___ Dataset entries

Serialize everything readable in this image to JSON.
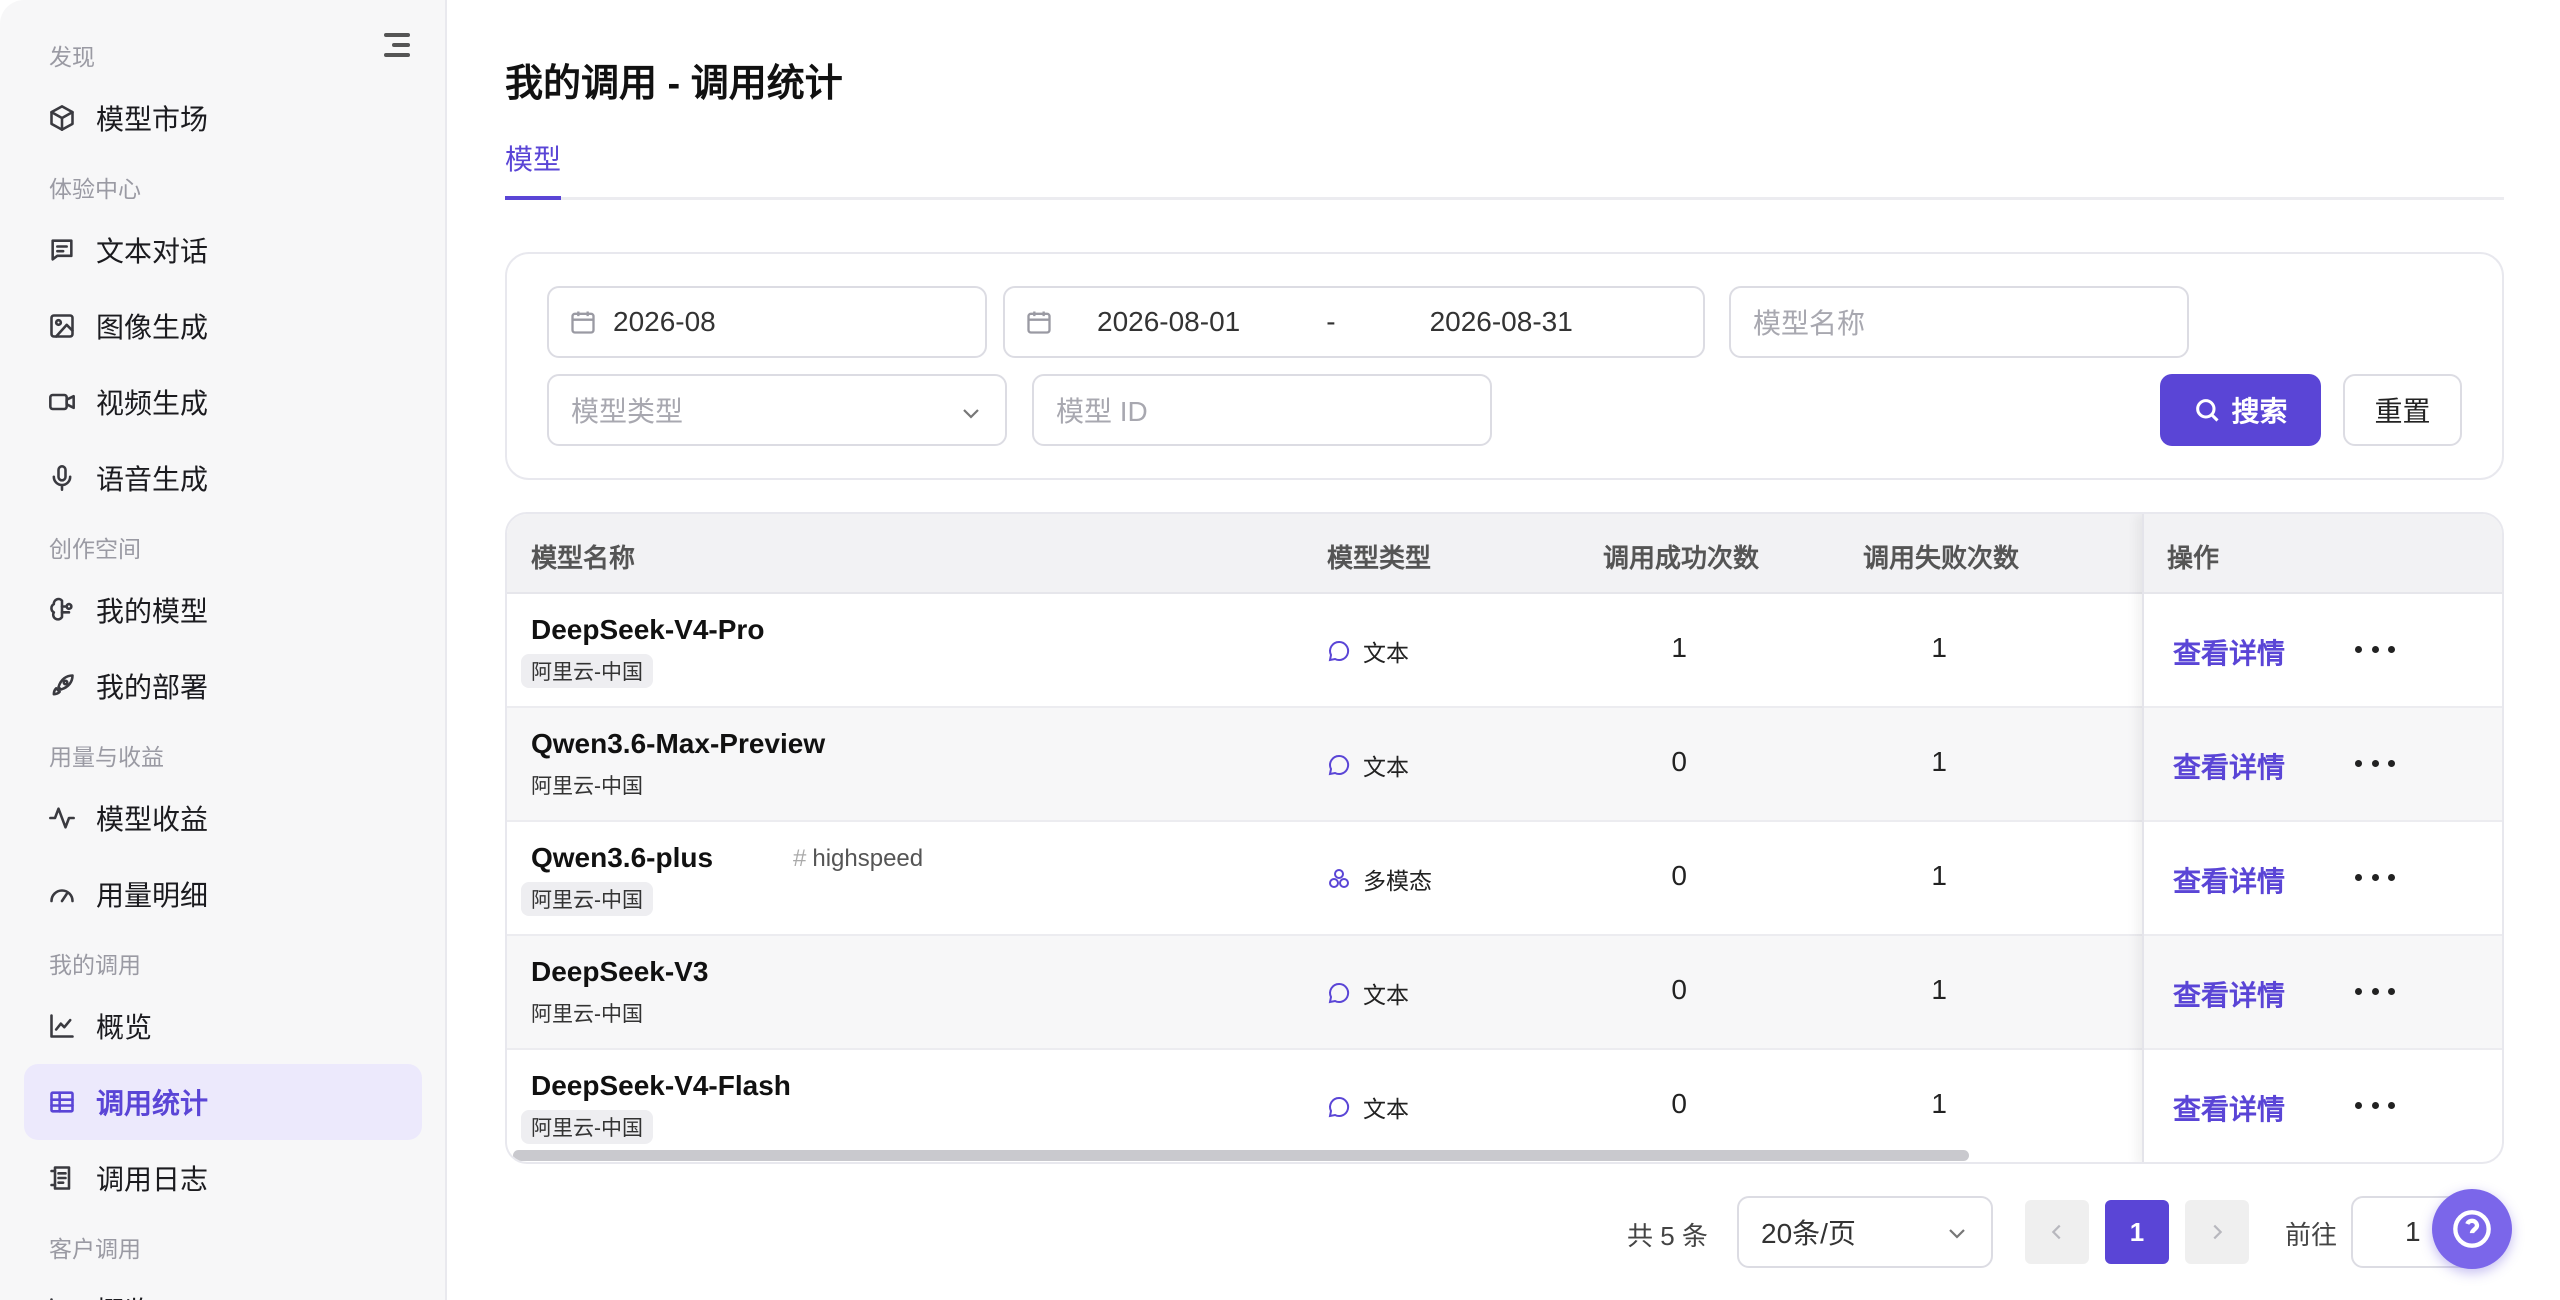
{
  "sidebar": {
    "sections": [
      "发现",
      "体验中心",
      "创作空间",
      "用量与收益",
      "我的调用",
      "客户调用"
    ],
    "items": [
      {
        "label": "模型市场",
        "icon": "cube-icon"
      },
      {
        "label": "文本对话",
        "icon": "message-square-icon"
      },
      {
        "label": "图像生成",
        "icon": "image-icon"
      },
      {
        "label": "视频生成",
        "icon": "video-icon"
      },
      {
        "label": "语音生成",
        "icon": "microphone-icon"
      },
      {
        "label": "我的模型",
        "icon": "brain-icon"
      },
      {
        "label": "我的部署",
        "icon": "rocket-icon"
      },
      {
        "label": "模型收益",
        "icon": "activity-icon"
      },
      {
        "label": "用量明细",
        "icon": "gauge-icon"
      },
      {
        "label": "概览",
        "icon": "line-chart-icon"
      },
      {
        "label": "调用统计",
        "icon": "table-icon",
        "active": true
      },
      {
        "label": "调用日志",
        "icon": "log-icon"
      },
      {
        "label": "概览",
        "icon": "line-chart-icon"
      }
    ]
  },
  "header": {
    "title": "我的调用 - 调用统计"
  },
  "tabs": [
    {
      "label": "模型",
      "active": true
    }
  ],
  "filters": {
    "month": "2026-08",
    "date_start": "2026-08-01",
    "date_sep": "-",
    "date_end": "2026-08-31",
    "model_name_placeholder": "模型名称",
    "model_type_placeholder": "模型类型",
    "model_id_placeholder": "模型 ID",
    "search_label": "搜索",
    "reset_label": "重置"
  },
  "table": {
    "columns": [
      "模型名称",
      "模型类型",
      "调用成功次数",
      "调用失败次数",
      "操作"
    ],
    "rows": [
      {
        "name": "DeepSeek-V4-Pro",
        "tag": "",
        "provider": "阿里云-中国",
        "type": "文本",
        "type_icon": "chat-bubble-icon",
        "success": "1",
        "fail": "1",
        "action": "查看详情"
      },
      {
        "name": "Qwen3.6-Max-Preview",
        "tag": "",
        "provider": "阿里云-中国",
        "type": "文本",
        "type_icon": "chat-bubble-icon",
        "success": "0",
        "fail": "1",
        "action": "查看详情"
      },
      {
        "name": "Qwen3.6-plus",
        "tag": "highspeed",
        "tag_prefix": "#",
        "provider": "阿里云-中国",
        "type": "多模态",
        "type_icon": "multimodal-icon",
        "success": "0",
        "fail": "1",
        "action": "查看详情"
      },
      {
        "name": "DeepSeek-V3",
        "tag": "",
        "provider": "阿里云-中国",
        "type": "文本",
        "type_icon": "chat-bubble-icon",
        "success": "0",
        "fail": "1",
        "action": "查看详情"
      },
      {
        "name": "DeepSeek-V4-Flash",
        "tag": "",
        "provider": "阿里云-中国",
        "type": "文本",
        "type_icon": "chat-bubble-icon",
        "success": "0",
        "fail": "1",
        "action": "查看详情"
      }
    ]
  },
  "pagination": {
    "total": "共 5 条",
    "page_size": "20条/页",
    "current_page": "1",
    "goto_label": "前往",
    "goto_value": "1"
  },
  "colors": {
    "accent": "#5a45d6",
    "active_bg": "#ece9fc"
  }
}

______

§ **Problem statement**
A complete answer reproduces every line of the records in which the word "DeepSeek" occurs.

§ **Completed task**
        "name": "DeepSeek-V4-Pro",
        "name": "DeepSeek-V3",
        "name": "DeepSeek-V4-Flash",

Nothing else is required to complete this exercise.